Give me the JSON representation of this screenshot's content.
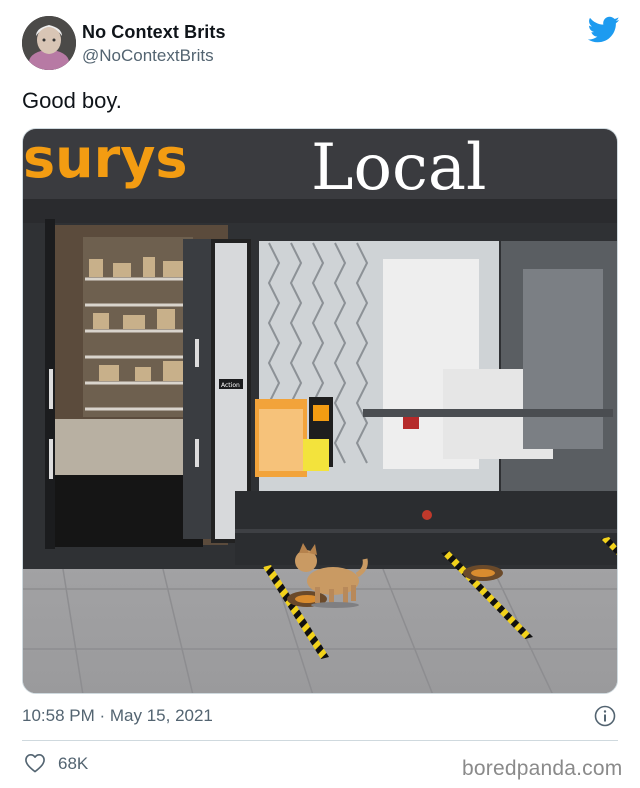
{
  "author": {
    "display_name": "No Context Brits",
    "handle": "@NoContextBrits"
  },
  "tweet": {
    "text": "Good boy.",
    "timestamp": "10:58 PM · May 15, 2021"
  },
  "media": {
    "sign_text": "sburys Local",
    "door_label": "Action"
  },
  "engagement": {
    "likes": "68K"
  },
  "watermark": "boredpanda.com",
  "icons": {
    "logo": "twitter-bird-icon",
    "info": "info-icon",
    "like": "heart-icon"
  },
  "colors": {
    "twitter_blue": "#1d9bf0",
    "secondary_text": "#536471",
    "sign_orange": "#f39c12"
  }
}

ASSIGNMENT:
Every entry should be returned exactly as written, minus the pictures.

OUTPUT OF THE TASK:
Give me the JSON representation of this screenshot's content.
{
  "author": {
    "display_name": "No Context Brits",
    "handle": "@NoContextBrits"
  },
  "tweet": {
    "text": "Good boy.",
    "timestamp": "10:58 PM · May 15, 2021"
  },
  "media": {
    "sign_text": "sburys Local",
    "door_label": "Action"
  },
  "engagement": {
    "likes": "68K"
  },
  "watermark": "boredpanda.com",
  "icons": {
    "logo": "twitter-bird-icon",
    "info": "info-icon",
    "like": "heart-icon"
  },
  "colors": {
    "twitter_blue": "#1d9bf0",
    "secondary_text": "#536471",
    "sign_orange": "#f39c12"
  }
}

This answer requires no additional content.